Mission Performance had the honour of sponsoring the Colebrook Royals under 8s in their inaugural season in the Japan league of the FA Echo Junior league.
Our involvement stems from Mission’s Director of Communications Matt Burgess and his son Freddie (right) who joined the team to play his first competitive football.
Matt has written this short article about the Colebrook Royals’ journey.
...And what journey it has been! Filled with highs, lows, excitement, emotions, laughter, tears, victories, defeats and much more! The team gathered for the first time in August of last year. They had never played together and indeed, some of them had not even met before, but in true team spirit their bonds were quick to develop.
They have been led all season by coach Matt. Whilst Matt’s son Henry had played in a team before, Matt had never taken a coaching role. It is an enormous undertaking, combining the roles of Manager, coach, communicator, and logistician – all underpinned with the unenviable task of keeping players and their parents happy. Perhaps unsurprisingly chatting early in the season, Matt described having ‘imposter syndrome’, an experience, I expect every coach goes through. Matt’s journey has been a pleasure to watch and be part of. For his part, Freddie had never played in an organised match, and his initial learning curve was steep. Throughout the season, the boys have been training on a Saturday and play games on a Sunday. They have played against teams who have been playing together for some time, and others who are new themselves.
At this age, the boys are not working towards relegation or promotion at the end of the season. A team can go up or down a league at any time as decided by a panel based on their results – if they are consistently being beaten by a large number of goals, they may spend some time in a lower league, if they are consistently beating people were huge scores, they go up a league. The start of the season was, as you would expect, inconsistent as the boys learned their roles, their responsibilities, and in Freddie‘s case which goal he was trying to score in...

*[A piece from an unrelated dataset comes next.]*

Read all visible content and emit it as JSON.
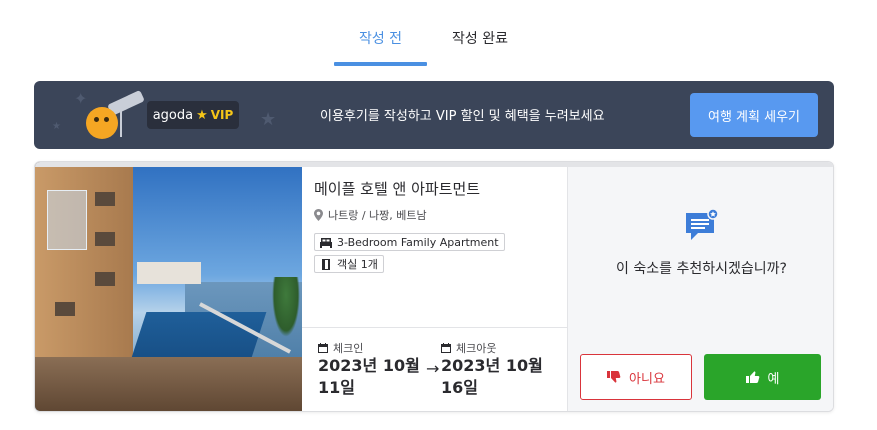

Matt began with a brilliant ethos. Some of the boys had had experiences in other teams, where they simply weren’t getting game time, as coaches attempted to win at all costs. So, Matt’s guiding principle was that each boy would be given, wherever possible, the same amount of game time as everyone else. For some parents this is why the boys were joining the team. As the initial parts of the season developed, however, a pattern emerged, where making wholesale changes would see a close game change one way or the other as substitutes were made. A 1-1 may turn into a 5–1 through an imbalance in the team.
Matt however didn’t give up. He continued, believing in his principles, enabling everyone to play, and develop their confidence. Mid-season, after a couple of defeat and with a looming cup competition there was a parent/coach discussion. A thousand WhatsApp messages later Matt had the flexibility (at the behest of many of the parents) to tweak his philosophy and to give greater game time to the boys he thought would win a game on a given day, based upon the opposition they were facing. This meant that immediately some players played more and some less. However, the overriding balance and fairness remained.
The impact on results was broadly positive, with games that may have been lost being drawn, and those that may have been drawn being won. As time went on, a regular spine began to emerge, with goalkeeper, defender and attacker remaining constant with a healthy rotation across the rest of the side. It has been a pleasure watching the boys develop: both their friendships and the way they have played – they have gone from strangers to mates and whilst occasionally they have taken some spectacular defeats, their heads have never dropped. They have developed from a team without experience, to one who by the end of the season would challenge sides that were one or two leagues higher than them.
A recent Saturday was the teams end of season awards. Everyone received recognition, but huge congratulations to Martin – The Player of the Season – a skilful, determined goal machine, and I’m particularly proud that Freddie received most improved player.
Congratulations, and thanks must be given to the wider grassroots football community. This season, for the first time since I played at youth level, I have experienced the hard work and effort that goes in to developing footballers of the future and obviously more importantly, enabling all the players to share the teamwork, mindsets, communication, and friendship that will be so important throughout their lives.
Next season the boys will go from 5 a-side to 7 a-side, and if the friendlies they have played in this formation are anything to go by, there is cause for real optimism.
Watching from the sides and being part of the parent’s group I’ve witnessed many of the values that Mission Performance hold dear; Our pillars of leadership, communication and coaching have been ever present and whether coach, player or parent we have all taken learnings and memories that will live with us.
Final thanks to Rob Lewis and Christiaan Mcleod from Mission for sponsoring the team. It’s been a thrill to see the team run out with the Mission performance logo on their shirts.
What a ride.
Season 23 / 24 is just around the corner, and we can’t wait to get started again....